Please book so that we know how many to expect. each session is limited to 30 people. We look forward to seeing you there!
Please note that these links will take you to the EventBrite website.
I sometimes like to sieve out the roughest bran from our flour, which means that I can produce a lighter loaf or cake from the wholemeal flour. But it’s always bothered me: what I can then do with the bran. Soaking it to put back in the bread dough confused me, using it to flour bread tins worked but didn’t necessarily use it all up, and feeding it to the hens felt like a waste! But thanks to Danette from Kingsland Farm, I discovered that it was possible to make your own Bran Flakes, and this has changed my world.Continue reading “Bran flakes”
Rebecca’s hot crossed buns were an exciting treat the first time she brought them to elevenses. Since then she has made some every Easter, and each year they are still as exciting! She uses Delia Smith’s recipe as a base, with a few tweaks here and there. The main one is using our wholemeal flour instead of strong white, which produces a less fluffy bun but packed with flavour.Continue reading “Hot Cross Buns”
Writing this recipe feels more daring than writing the others I think this is because we are giving it a recognised name rather than a descriptive one, implying that these chapatis are the same as the traditional Indian ones. While the chapatis we make are excellent, they can never be quite as good as those you eat on the streets of small towns in India. Traditional chapati flour is ground finer than ours, and we haven’t yet perfected the Indian chapati makers’ technique of rolling and turning the chapatis in the same movement and of thinning them by throwing them from hand to hand with panache.Continue reading “Chapatis”

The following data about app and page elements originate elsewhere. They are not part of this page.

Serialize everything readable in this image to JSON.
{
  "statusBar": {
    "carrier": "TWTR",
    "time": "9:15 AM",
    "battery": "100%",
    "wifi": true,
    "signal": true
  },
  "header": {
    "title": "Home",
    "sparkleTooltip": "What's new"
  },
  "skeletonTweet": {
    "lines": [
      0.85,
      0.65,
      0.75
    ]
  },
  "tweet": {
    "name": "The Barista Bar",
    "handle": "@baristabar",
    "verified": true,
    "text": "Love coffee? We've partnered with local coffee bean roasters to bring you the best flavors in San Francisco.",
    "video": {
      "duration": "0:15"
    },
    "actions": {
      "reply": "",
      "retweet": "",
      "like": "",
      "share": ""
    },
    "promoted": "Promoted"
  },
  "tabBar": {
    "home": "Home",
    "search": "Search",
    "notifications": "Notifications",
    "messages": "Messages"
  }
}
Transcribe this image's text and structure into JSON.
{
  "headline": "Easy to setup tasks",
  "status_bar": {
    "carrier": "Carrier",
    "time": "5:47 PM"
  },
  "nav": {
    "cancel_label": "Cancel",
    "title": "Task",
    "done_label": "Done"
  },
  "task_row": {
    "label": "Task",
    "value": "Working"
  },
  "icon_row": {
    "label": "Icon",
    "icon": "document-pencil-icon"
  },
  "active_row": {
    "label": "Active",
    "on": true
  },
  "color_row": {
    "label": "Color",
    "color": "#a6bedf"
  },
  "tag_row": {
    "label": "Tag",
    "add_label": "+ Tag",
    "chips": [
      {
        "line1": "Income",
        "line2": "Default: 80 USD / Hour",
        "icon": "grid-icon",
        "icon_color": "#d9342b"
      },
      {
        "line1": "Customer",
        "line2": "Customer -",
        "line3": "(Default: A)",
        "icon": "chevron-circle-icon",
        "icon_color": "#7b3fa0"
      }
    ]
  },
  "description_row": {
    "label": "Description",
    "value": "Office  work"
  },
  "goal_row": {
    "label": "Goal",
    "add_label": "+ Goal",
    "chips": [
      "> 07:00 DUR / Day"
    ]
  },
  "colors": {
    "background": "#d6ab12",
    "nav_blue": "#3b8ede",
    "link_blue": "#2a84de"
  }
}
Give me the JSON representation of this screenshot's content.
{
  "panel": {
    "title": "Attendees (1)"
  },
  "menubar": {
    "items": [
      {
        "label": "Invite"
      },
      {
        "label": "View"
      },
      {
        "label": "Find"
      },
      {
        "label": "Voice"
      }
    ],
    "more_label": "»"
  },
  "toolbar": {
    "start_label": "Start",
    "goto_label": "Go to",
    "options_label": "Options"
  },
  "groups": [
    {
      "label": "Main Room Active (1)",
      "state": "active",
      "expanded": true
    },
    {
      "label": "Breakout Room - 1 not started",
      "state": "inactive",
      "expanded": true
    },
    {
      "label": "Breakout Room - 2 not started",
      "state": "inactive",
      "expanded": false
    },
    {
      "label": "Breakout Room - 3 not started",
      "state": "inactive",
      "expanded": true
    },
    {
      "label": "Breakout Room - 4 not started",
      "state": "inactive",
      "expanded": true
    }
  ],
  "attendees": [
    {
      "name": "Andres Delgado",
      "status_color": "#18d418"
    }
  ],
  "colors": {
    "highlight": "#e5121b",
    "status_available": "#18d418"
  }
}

We need more Vegans in the world. Vegans are by definition, people who have thought a great deal about animal welfare and global issues that affect us all and are prepared to change their own lifestyles to help. We desperately need more people like this in the world. While we might disagree on certain priorities, we hope that more people will choose to be more selective of the food they eat.Continue reading “Ruminations on Methane: Separating Sheep From Scapegoats”
Talbinah (also spelt talbeena, talbina, talbeenah and probably some other variation that I’ve forgotten) is the Muslim word for barley porridge. It is a delicious alternative to oatmeal porridge, and as we currently grow barley but not oats, I’ve been experimenting with it this winter.Continue reading “Talbinah”